Exercise data ::
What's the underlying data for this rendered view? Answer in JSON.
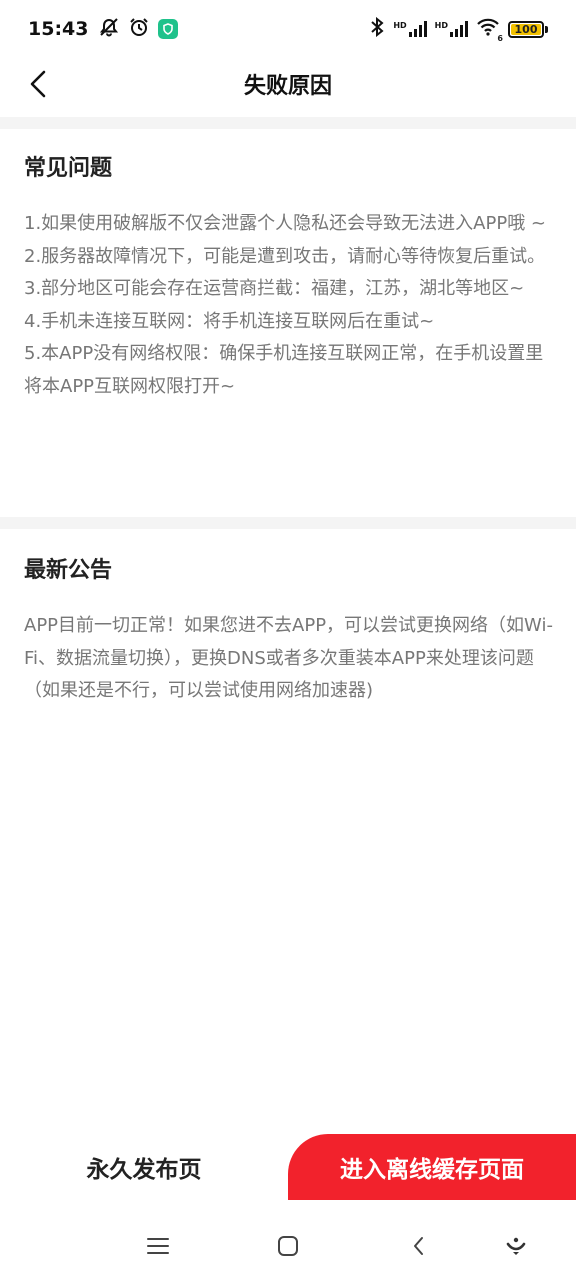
{
  "status_bar": {
    "time": "15:43",
    "battery": "100",
    "hd_label_1": "HD",
    "hd_label_2": "HD",
    "wifi_sub": "6"
  },
  "header": {
    "title": "失败原因"
  },
  "faq": {
    "title": "常见问题",
    "items": [
      "1.如果使用破解版不仅会泄露个人隐私还会导致无法进入APP哦 ~",
      "2.服务器故障情况下，可能是遭到攻击，请耐心等待恢复后重试。",
      "3.部分地区可能会存在运营商拦截：福建，江苏，湖北等地区~",
      "4.手机未连接互联网：将手机连接互联网后在重试~",
      "5.本APP没有网络权限：确保手机连接互联网正常，在手机设置里将本APP互联网权限打开~"
    ]
  },
  "notice": {
    "title": "最新公告",
    "body": "APP目前一切正常！如果您进不去APP，可以尝试更换网络（如Wi-Fi、数据流量切换），更换DNS或者多次重装本APP来处理该问题（如果还是不行，可以尝试使用网络加速器)"
  },
  "buttons": {
    "permanent_label": "永久发布页",
    "offline_label": "进入离线缓存页面"
  },
  "colors": {
    "accent_red": "#f2222c",
    "battery_yellow": "#f2c100",
    "badge_green": "#1fc28b"
  }
}
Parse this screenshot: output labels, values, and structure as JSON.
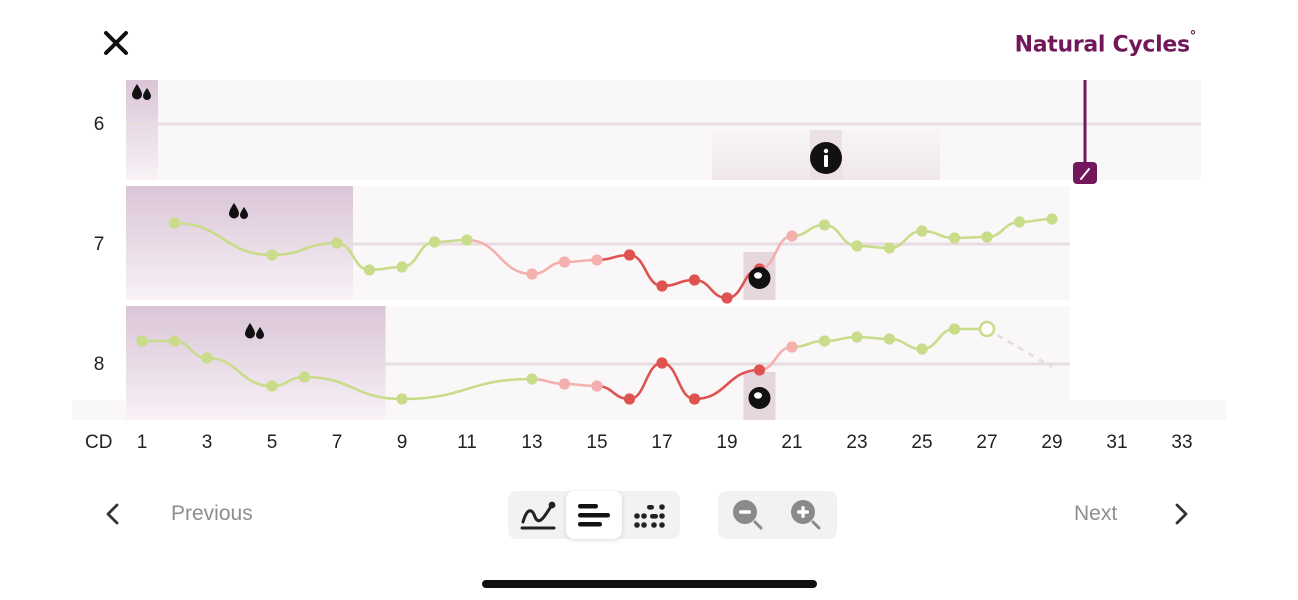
{
  "header": {
    "close_icon": "close-icon",
    "brand_name": "Natural Cycles",
    "brand_mark": "°",
    "brand_color": "#72185a"
  },
  "chart": {
    "row_labels": [
      "6",
      "7",
      "8"
    ],
    "period_icon": "blood-drops-icon",
    "info_icon": "info-icon",
    "ovulation_icon": "ovulation-icon",
    "today_icon": "thermometer-icon",
    "colors": {
      "green_day": "#c9dc8a",
      "red_day": "#de5350",
      "pink_day": "#f3b0ae",
      "period_band": "#dac5d8",
      "today_marker": "#72185a"
    }
  },
  "x_axis": {
    "label": "CD",
    "ticks": [
      "1",
      "3",
      "5",
      "7",
      "9",
      "11",
      "13",
      "15",
      "17",
      "19",
      "21",
      "23",
      "25",
      "27",
      "29",
      "31",
      "33"
    ]
  },
  "bottom_nav": {
    "previous_label": "Previous",
    "next_label": "Next",
    "view_modes": [
      "graph-view-icon",
      "cycle-list-view-icon",
      "dot-view-icon"
    ],
    "active_view": "cycle-list-view-icon",
    "zoom_out_icon": "zoom-out-icon",
    "zoom_in_icon": "zoom-in-icon"
  },
  "chart_data": {
    "type": "line",
    "xlabel": "CD",
    "xlim": [
      1,
      33
    ],
    "series": [
      {
        "name": "6",
        "points": [],
        "period_days": [
          1
        ],
        "today_cd": 30
      },
      {
        "name": "7",
        "points": [
          [
            2,
            0.75,
            "g"
          ],
          [
            5,
            0.43,
            "g"
          ],
          [
            7,
            0.55,
            "g"
          ],
          [
            8,
            0.28,
            "g"
          ],
          [
            9,
            0.31,
            "g"
          ],
          [
            10,
            0.56,
            "g"
          ],
          [
            11,
            0.58,
            "g"
          ],
          [
            13,
            0.24,
            "p"
          ],
          [
            14,
            0.36,
            "p"
          ],
          [
            15,
            0.38,
            "p"
          ],
          [
            16,
            0.43,
            "r"
          ],
          [
            17,
            0.12,
            "r"
          ],
          [
            18,
            0.18,
            "r"
          ],
          [
            19,
            0.0,
            "r"
          ],
          [
            20,
            0.29,
            "r"
          ],
          [
            21,
            0.62,
            "p"
          ],
          [
            22,
            0.73,
            "g"
          ],
          [
            23,
            0.52,
            "g"
          ],
          [
            24,
            0.5,
            "g"
          ],
          [
            25,
            0.67,
            "g"
          ],
          [
            26,
            0.6,
            "g"
          ],
          [
            27,
            0.61,
            "g"
          ],
          [
            28,
            0.76,
            "g"
          ],
          [
            29,
            0.79,
            "g"
          ]
        ],
        "period_days": [
          1,
          2,
          3,
          4,
          5,
          6,
          7
        ],
        "ovulation_cd": 20
      },
      {
        "name": "8",
        "points": [
          [
            1,
            0.58,
            "g"
          ],
          [
            2,
            0.58,
            "g"
          ],
          [
            3,
            0.41,
            "g"
          ],
          [
            5,
            0.13,
            "g"
          ],
          [
            6,
            0.22,
            "g"
          ],
          [
            9,
            0.0,
            "g"
          ],
          [
            13,
            0.2,
            "g"
          ],
          [
            14,
            0.15,
            "p"
          ],
          [
            15,
            0.13,
            "p"
          ],
          [
            16,
            0.0,
            "r"
          ],
          [
            17,
            0.36,
            "r"
          ],
          [
            18,
            0.0,
            "r"
          ],
          [
            20,
            0.29,
            "r"
          ],
          [
            21,
            0.52,
            "p"
          ],
          [
            22,
            0.58,
            "g"
          ],
          [
            23,
            0.62,
            "g"
          ],
          [
            24,
            0.6,
            "g"
          ],
          [
            25,
            0.5,
            "g"
          ],
          [
            26,
            0.7,
            "g"
          ],
          [
            27,
            0.7,
            "g"
          ]
        ],
        "projected": [
          [
            27,
            0.7
          ],
          [
            29,
            0.32
          ]
        ],
        "period_days": [
          1,
          2,
          3,
          4,
          5,
          6,
          7,
          8
        ],
        "ovulation_cd": 20
      }
    ]
  }
}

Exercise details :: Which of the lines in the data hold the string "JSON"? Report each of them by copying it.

Task solution ::
What's the underlying data for this rendered view? Answer in JSON.
Parse this screenshot: output labels, values, and structure as JSON.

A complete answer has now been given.